Before we started managed grazing on our farm, I thought mob grazing was when the raccoons spent a night ruining our sweet corn patch. Since then, I’ve been learning from a lot of farmers and ranchers who are using a mob of cows — up to 1 million pounds of beef per acre in close quarters for very short periods of time — to utilize forages in the most efficient way possible.
The kicker is that the “hoof effect” of this ultra-high stock density causes good seed-to-soil contact, planting grass and forage seeds in the ground, like the buffalo herds of old, and producing additional forages down the road.
The concept is simple, and the beauty of it is that it seems to work for large or small herds. Once a plant is bitten and eaten, it has to recover from that disturbance. So, as a survivor, the plant sends out more tillers to grow more foliage and seeds. Then, the part of the plant eaten by the cow is digested, and about 80% of the nutrients consumed are returned to the soil in manure and urine. This isn’t a bad way to cycle nutrients.
During the rest period, forage that has been trampled begins to break down and adds organic matter and nutrients back into the soil. Complete rest and recovery time is what makes more forage the following year.
There are some challenges when you crowd large numbers of cows together in one place. Just like people crowded into an elevator, they have to get used to it. Damage to the land is a function of time, so some farmers and ranchers with literally hundreds of head of animals crowded on an acre or two of land must be prepared to move the animals several times a day, and allow that paddock to recover the rest of the year.

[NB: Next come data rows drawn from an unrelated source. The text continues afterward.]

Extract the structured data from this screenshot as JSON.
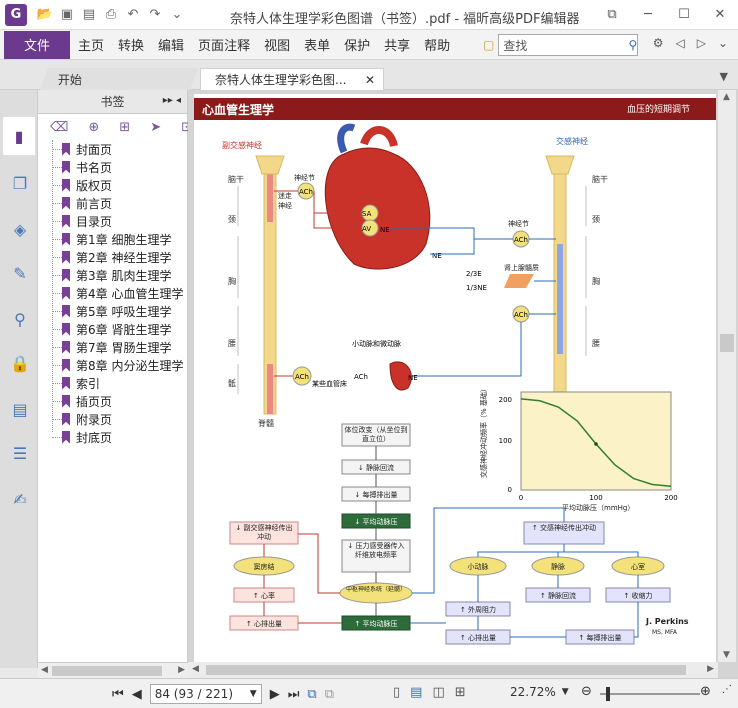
{
  "app": {
    "icon_letter": "G",
    "title": "奈特人体生理学彩色图谱（书签）.pdf - 福昕高级PDF编辑器"
  },
  "quick_access": [
    "folder-open-icon",
    "save-icon",
    "save-as-icon",
    "print-icon",
    "undo-icon",
    "redo-icon",
    "customize-icon"
  ],
  "window_buttons": [
    "restore-icon",
    "minimize-icon",
    "maximize-icon",
    "close-icon"
  ],
  "menu": {
    "file": "文件",
    "items": [
      "主页",
      "转换",
      "编辑",
      "页面",
      "注释",
      "视图",
      "表单",
      "保护",
      "共享",
      "帮助"
    ]
  },
  "search": {
    "placeholder": "查找"
  },
  "tabs": [
    {
      "label": "开始"
    },
    {
      "label": "奈特人体生理学彩色图..."
    }
  ],
  "bookmark_panel": {
    "title": "书签",
    "items": [
      "封面页",
      "书名页",
      "版权页",
      "前言页",
      "目录页",
      "第1章 细胞生理学",
      "第2章 神经生理学",
      "第3章 肌肉生理学",
      "第4章 心血管生理学",
      "第5章 呼吸生理学",
      "第6章 肾脏生理学",
      "第7章 胃肠生理学",
      "第8章 内分泌生理学",
      "索引",
      "插页页",
      "附录页",
      "封底页"
    ]
  },
  "page": {
    "header_title": "心血管生理学",
    "header_right": "血压的短期调节",
    "left_label_top": "副交感神经",
    "right_label_top": "交感神经",
    "side_labels_left": [
      "脑干",
      "颈",
      "胸",
      "腰",
      "骶",
      "脊髓"
    ],
    "side_labels_right": [
      "脑干",
      "颈",
      "胸",
      "腰"
    ],
    "ganglion_labels": [
      "神经节",
      "迷走",
      "神经",
      "神经节",
      "肾上腺髓质"
    ],
    "ach": "ACh",
    "ne": "NE",
    "sa": "SA",
    "av": "AV",
    "fractions": [
      "2/3E",
      "1/3NE"
    ],
    "vessel_label": "小动脉和微动脉",
    "vessel_sub": "某些血管床",
    "chart": {
      "ylabel": "交感神经冲动频率（% 基础）",
      "xlabel": "平均动脉压（mmHg）",
      "yticks": [
        "200",
        "100",
        "0"
      ],
      "xticks": [
        "0",
        "100",
        "200"
      ]
    },
    "flow": {
      "b1": "体位改变（从坐位到直立位）",
      "b2": "↓ 静脉回流",
      "b3": "↓ 每搏排出量",
      "b4": "↓ 平均动脉压",
      "b5": "↓ 压力感受器传入纤维放电频率",
      "b6": "中枢神经系统（延髓）",
      "b7": "↑ 平均动脉压",
      "l1": "↓ 副交感神经传出冲动",
      "l2": "窦房结",
      "l3": "↑ 心率",
      "l4": "↑ 心排出量",
      "r1": "↑ 交感神经传出冲动",
      "r2": "小动脉",
      "r3": "静脉",
      "r4": "心室",
      "r5": "↑ 外周阻力",
      "r6": "↑ 静脉回流",
      "r7": "↑ 收缩力",
      "r8": "↑ 心排出量",
      "r9": "↑ 每搏排出量"
    },
    "credit": "J. Perkins",
    "credit_sub": "MS, MFA"
  },
  "status": {
    "page_display": "84 (93 / 221)",
    "zoom": "22.72%"
  },
  "colors": {
    "accent": "#6b3a8e",
    "header_bar": "#8b1a1a"
  },
  "chart_data": {
    "type": "line",
    "title": "",
    "xlabel": "平均动脉压（mmHg）",
    "ylabel": "交感神经冲动频率（% 基础）",
    "xlim": [
      0,
      200
    ],
    "ylim": [
      0,
      200
    ],
    "series": [
      {
        "x": [
          0,
          25,
          50,
          75,
          100,
          125,
          150,
          175,
          200
        ],
        "y": [
          198,
          194,
          180,
          150,
          100,
          55,
          25,
          12,
          8
        ]
      }
    ]
  }
}
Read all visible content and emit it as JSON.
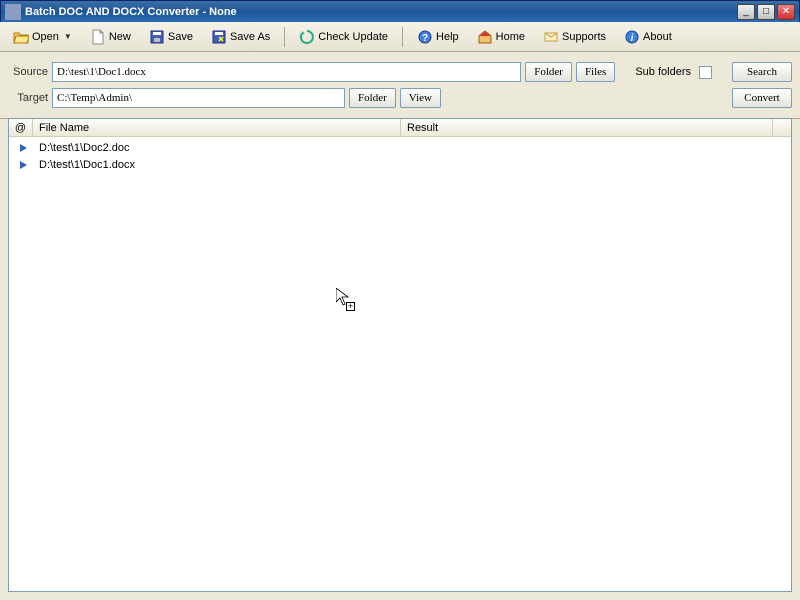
{
  "window": {
    "title": "Batch DOC AND DOCX Converter - None"
  },
  "toolbar": {
    "open": "Open",
    "new": "New",
    "save": "Save",
    "saveAs": "Save As",
    "checkUpdate": "Check Update",
    "help": "Help",
    "home": "Home",
    "supports": "Supports",
    "about": "About"
  },
  "paths": {
    "sourceLabel": "Source",
    "sourceValue": "D:\\test\\1\\Doc1.docx",
    "targetLabel": "Target",
    "targetValue": "C:\\Temp\\Admin\\",
    "folderBtn": "Folder",
    "filesBtn": "Files",
    "viewBtn": "View",
    "subFoldersLabel": "Sub folders",
    "searchBtn": "Search",
    "convertBtn": "Convert"
  },
  "columns": {
    "at": "@",
    "fileName": "File Name",
    "result": "Result"
  },
  "rows": {
    "0": {
      "path": "D:\\test\\1\\Doc2.doc"
    },
    "1": {
      "path": "D:\\test\\1\\Doc1.docx"
    }
  }
}
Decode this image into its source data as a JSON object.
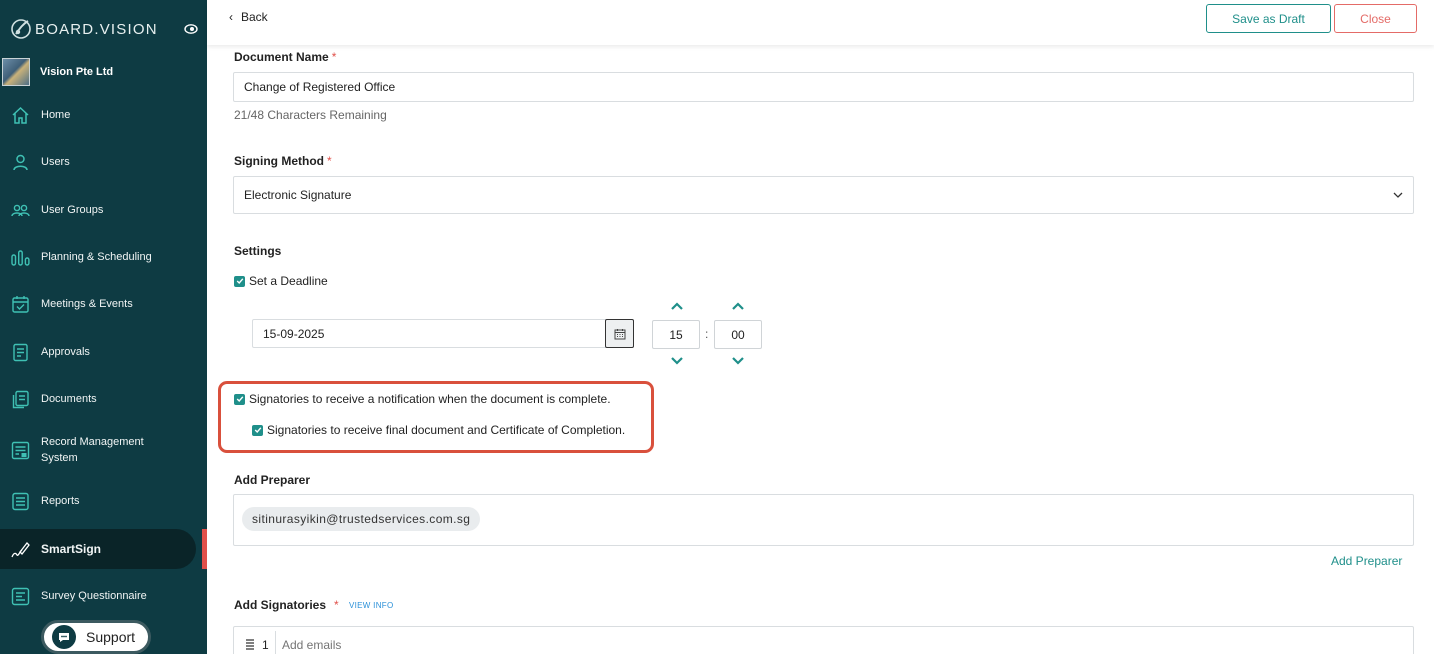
{
  "app": {
    "brand": "BOARD.VISION",
    "org_name": "Vision Pte Ltd"
  },
  "sidebar": {
    "items": [
      {
        "label": "Home",
        "icon": "home-icon"
      },
      {
        "label": "Users",
        "icon": "user-icon"
      },
      {
        "label": "User Groups",
        "icon": "user-group-icon"
      },
      {
        "label": "Planning & Scheduling",
        "icon": "bars-chart-icon"
      },
      {
        "label": "Meetings & Events",
        "icon": "calendar-check-icon"
      },
      {
        "label": "Approvals",
        "icon": "approval-doc-icon"
      },
      {
        "label": "Documents",
        "icon": "documents-icon"
      },
      {
        "label": "Record Management System",
        "icon": "record-icon"
      },
      {
        "label": "Reports",
        "icon": "report-icon"
      },
      {
        "label": "SmartSign",
        "icon": "pen-sign-icon",
        "active": true
      },
      {
        "label": "Survey Questionnaire",
        "icon": "survey-icon"
      }
    ],
    "support_label": "Support"
  },
  "topbar": {
    "back_label": "Back",
    "save_draft_label": "Save as Draft",
    "close_label": "Close"
  },
  "form": {
    "document_name": {
      "label": "Document Name",
      "required_mark": "*",
      "value": "Change of Registered Office",
      "counter": "21/48 Characters Remaining"
    },
    "signing_method": {
      "label": "Signing Method",
      "required_mark": "*",
      "value": "Electronic Signature"
    },
    "settings": {
      "label": "Settings",
      "deadline_label": "Set a Deadline",
      "deadline_checked": true,
      "date": "15-09-2025",
      "hour": "15",
      "minute": "00",
      "time_separator": ":",
      "notify_label": "Signatories to receive a notification when the document is complete.",
      "notify_checked": true,
      "final_doc_label": "Signatories to receive final document and Certificate of Completion.",
      "final_doc_checked": true
    },
    "preparer": {
      "label": "Add Preparer",
      "chip": "sitinurasyikin@trustedservices.com.sg",
      "add_link": "Add Preparer"
    },
    "signatories": {
      "label": "Add Signatories",
      "required_mark": "*",
      "view_info": "VIEW INFO",
      "row_number": "1",
      "placeholder": "Add emails"
    }
  },
  "colors": {
    "sidebar_bg": "#0e3b43",
    "accent": "#1f8f8a",
    "danger": "#e46b67",
    "highlight": "#d9503c"
  }
}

Water is also a concern, but producers are overcoming this obstacle through innovative portable watering systems. One rancher I know hauls water with a truck and pulls a portable trough behind. Others set up more sophisticated watering systems over time.
Fencing is usually pretty simple, with step-in posts and poly wire for temporary paddocks. Moving cattle several times a day may seem rather daunting, but if you consider the amount of time farmers spend making hay, moving hay and feeding hay, it becomes more reasonable.
A big payoff
Overall, the system doesn’t take much equipment or investment. It takes time to establish paddocks and perimeter fences, but the work pays off big time, according to most ranchers who are doing it. In fact, some ranchers have seen such improved utilization of their forage resources and their rangeland that they can now run their own cows, plus they can custom-graze the neighbor’s herd to boot.
And for farmers who are working toward year-round grazing, allowing the mob to do the job is one of the better tools in the grazing toolbox.
This article published in the June, 2011 edition of DAKOTA FARMER.
All rights reserved. Copyright Farm Progress Cos. 2011.